However, Tunisia’s exponential growth in RD expenditure, researchers per million inhabitants and journal articles in recent decades is offset by the modest contribution of RD to the Tunisian economy. For instance, Tunisia Economic and Social Challenges Beyond the Revolution report by the African Development Bank, reported that only 17 international patents were granted by the United States Patents and Trademark Office (USPTO) and the European Patent Office (EPO) to Tunisia between 2001 and 2010, compared with 22 for Morocco.

 

 

Tunisia also records a low high-technology export performance, exporting only 5.6% of total manufactured exports, in 2011, while Morocco achieved a 6.4% and Algeria a 0.1% in 2012. These results reveal a breakdown in the Tunisian national innovation system. 

Despite the noticeable evolution of the number of researchers, engineers and scientists and scientific and technical publications, Tunisia’s innovation remains far below expectations. In my view the country’s key shortcomings, regardless of the corruption and lack of freedom which certainly contributed to the current state of affairs, remain a blatant absence of a collective vision and related strategies and programs, along with a lack of appropriate incentives and absence of coordination, leading to almost absent innovation activity. However, the current time of crisis, and thus of possible renewal, is an opportunity for the country, its people and leaders to find a pathway for deep socio-economic transformation towards equitable sustainable development and well being. 

To wit, there are a few recommendations that the government should consider and deal with in the near future. Among other things, 

    1. universities need more autonomy and should be encouraged to focus on their areas of strengths and play their role of local engines of development. They also need to be allowed to diversify their funding, by seeking competitive grants from a variety of sources.
    2. The country also needs to adopt a long-term industrial policy capable of consolidating the competitive sectors, while launching a dozen of new high value-added industrial niches. To secure and accelerate the development of these new industrial sectors, the government must also initiate national innovation procurement programs and champion large national STI projects. The latter will also enhance capacity, encourage collaboration and boost the much needed learning by doing.
    3. Last but not least, the government should create a vice prime-minister position in charge of STI to coordinate the complex National Innovation System and ensure that it is aligned with the remaining sectors and their different other policies and initiatives.

 

Invigorated with this vision and the needed viable strategies and action plans to attain it, the Tunisian people will be able to regain hope, trust their leaders and work hard while looking forward to better future for themselves and their children.

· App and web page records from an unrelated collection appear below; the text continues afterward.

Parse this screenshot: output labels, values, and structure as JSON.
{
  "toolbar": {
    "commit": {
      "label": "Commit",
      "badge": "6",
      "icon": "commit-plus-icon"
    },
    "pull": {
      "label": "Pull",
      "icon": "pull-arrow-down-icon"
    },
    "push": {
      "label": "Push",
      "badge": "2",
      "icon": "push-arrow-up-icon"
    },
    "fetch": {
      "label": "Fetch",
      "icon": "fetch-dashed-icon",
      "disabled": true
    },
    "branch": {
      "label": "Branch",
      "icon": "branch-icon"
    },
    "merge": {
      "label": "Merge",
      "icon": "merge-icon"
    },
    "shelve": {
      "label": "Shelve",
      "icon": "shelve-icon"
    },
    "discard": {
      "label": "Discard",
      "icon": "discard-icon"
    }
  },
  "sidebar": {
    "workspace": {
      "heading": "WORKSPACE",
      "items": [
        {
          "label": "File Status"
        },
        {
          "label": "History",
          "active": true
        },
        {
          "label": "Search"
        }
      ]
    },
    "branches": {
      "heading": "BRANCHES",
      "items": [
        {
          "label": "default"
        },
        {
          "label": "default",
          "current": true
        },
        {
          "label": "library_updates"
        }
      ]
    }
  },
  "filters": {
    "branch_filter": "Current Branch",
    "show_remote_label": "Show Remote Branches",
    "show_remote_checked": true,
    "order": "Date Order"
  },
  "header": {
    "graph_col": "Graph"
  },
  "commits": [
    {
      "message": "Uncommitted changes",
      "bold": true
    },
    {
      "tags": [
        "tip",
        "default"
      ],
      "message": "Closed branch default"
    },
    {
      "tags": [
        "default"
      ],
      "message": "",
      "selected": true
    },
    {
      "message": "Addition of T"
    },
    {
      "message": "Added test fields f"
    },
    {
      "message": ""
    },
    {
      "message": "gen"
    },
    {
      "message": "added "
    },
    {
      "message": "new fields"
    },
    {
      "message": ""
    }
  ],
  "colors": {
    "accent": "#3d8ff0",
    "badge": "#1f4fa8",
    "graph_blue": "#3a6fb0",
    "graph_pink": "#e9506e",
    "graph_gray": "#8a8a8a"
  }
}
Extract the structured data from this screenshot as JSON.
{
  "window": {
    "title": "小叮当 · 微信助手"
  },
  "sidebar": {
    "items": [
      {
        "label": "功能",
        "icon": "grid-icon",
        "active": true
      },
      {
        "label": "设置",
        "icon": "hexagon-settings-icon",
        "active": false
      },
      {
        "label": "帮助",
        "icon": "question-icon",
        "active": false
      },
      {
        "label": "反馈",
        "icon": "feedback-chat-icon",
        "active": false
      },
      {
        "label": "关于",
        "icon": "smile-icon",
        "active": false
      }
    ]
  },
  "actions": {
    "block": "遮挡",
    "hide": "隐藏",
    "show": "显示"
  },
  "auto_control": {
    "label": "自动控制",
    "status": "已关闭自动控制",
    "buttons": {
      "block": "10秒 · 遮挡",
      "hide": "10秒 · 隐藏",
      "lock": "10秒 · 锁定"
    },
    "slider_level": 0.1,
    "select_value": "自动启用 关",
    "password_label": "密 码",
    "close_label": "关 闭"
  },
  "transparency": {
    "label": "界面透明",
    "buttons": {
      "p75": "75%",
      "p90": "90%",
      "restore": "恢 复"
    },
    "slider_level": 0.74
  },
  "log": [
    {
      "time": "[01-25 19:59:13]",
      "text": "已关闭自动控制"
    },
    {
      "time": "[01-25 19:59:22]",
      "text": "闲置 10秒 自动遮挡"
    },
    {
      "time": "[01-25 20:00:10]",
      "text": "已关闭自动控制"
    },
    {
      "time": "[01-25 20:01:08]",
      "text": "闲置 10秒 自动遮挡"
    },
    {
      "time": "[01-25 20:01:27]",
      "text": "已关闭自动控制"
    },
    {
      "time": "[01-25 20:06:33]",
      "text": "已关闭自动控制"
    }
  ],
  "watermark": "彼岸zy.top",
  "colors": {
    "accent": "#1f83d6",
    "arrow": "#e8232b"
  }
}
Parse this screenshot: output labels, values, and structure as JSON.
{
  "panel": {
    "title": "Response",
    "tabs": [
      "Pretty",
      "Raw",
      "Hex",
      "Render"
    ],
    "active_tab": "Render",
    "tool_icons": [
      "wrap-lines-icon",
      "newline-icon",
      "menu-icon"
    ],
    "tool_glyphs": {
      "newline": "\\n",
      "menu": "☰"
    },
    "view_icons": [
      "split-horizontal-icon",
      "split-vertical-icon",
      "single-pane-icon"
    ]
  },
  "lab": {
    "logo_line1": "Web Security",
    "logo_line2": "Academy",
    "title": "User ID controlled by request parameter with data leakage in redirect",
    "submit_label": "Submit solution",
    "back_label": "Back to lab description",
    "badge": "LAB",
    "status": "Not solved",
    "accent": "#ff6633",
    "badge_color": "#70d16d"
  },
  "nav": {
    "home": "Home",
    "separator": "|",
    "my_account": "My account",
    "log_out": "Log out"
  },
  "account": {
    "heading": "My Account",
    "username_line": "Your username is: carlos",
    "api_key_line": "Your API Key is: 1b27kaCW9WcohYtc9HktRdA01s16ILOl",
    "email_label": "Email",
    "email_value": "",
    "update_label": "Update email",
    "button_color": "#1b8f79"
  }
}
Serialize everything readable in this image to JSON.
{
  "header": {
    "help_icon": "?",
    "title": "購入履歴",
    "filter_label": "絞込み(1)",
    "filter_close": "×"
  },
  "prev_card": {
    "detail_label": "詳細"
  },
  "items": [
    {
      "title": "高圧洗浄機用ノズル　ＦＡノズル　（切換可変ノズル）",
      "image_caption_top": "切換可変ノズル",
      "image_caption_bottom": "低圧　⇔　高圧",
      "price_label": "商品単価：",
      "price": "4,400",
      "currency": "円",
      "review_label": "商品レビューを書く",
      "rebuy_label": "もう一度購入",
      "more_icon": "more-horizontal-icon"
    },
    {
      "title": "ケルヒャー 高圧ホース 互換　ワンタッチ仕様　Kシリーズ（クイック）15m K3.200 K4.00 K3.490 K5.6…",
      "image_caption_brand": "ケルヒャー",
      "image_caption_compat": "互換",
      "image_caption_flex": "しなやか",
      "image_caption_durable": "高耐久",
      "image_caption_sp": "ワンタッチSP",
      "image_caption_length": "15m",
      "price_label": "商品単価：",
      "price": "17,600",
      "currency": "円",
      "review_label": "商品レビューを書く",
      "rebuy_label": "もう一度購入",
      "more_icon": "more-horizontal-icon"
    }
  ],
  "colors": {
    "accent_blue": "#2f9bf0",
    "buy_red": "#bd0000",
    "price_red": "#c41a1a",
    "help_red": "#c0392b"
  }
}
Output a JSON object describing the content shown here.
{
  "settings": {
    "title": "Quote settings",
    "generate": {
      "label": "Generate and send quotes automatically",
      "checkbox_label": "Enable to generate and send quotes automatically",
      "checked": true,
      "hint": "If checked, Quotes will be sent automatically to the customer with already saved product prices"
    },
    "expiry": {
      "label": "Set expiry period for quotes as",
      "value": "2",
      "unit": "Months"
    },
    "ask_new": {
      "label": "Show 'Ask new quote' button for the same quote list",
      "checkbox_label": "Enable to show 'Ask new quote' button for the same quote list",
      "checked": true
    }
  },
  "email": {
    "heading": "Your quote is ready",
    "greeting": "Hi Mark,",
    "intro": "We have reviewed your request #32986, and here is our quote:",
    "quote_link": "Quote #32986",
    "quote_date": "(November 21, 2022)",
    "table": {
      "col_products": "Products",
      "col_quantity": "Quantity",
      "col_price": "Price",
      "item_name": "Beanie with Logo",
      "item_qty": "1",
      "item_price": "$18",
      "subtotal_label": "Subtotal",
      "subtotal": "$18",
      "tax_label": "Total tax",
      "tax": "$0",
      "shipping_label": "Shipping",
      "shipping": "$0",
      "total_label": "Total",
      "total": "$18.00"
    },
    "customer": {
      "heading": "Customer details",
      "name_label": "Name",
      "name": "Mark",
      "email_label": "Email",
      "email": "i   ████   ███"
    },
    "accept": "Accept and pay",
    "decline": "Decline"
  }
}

Fore more details please visit: http://novacogitatio.blogspot.com/2013/04/st-tunisias-lifeboat.html

 

Share this blog on :

 Comments (0)


 Add a Comment




Add a new comment:


 Latest Posts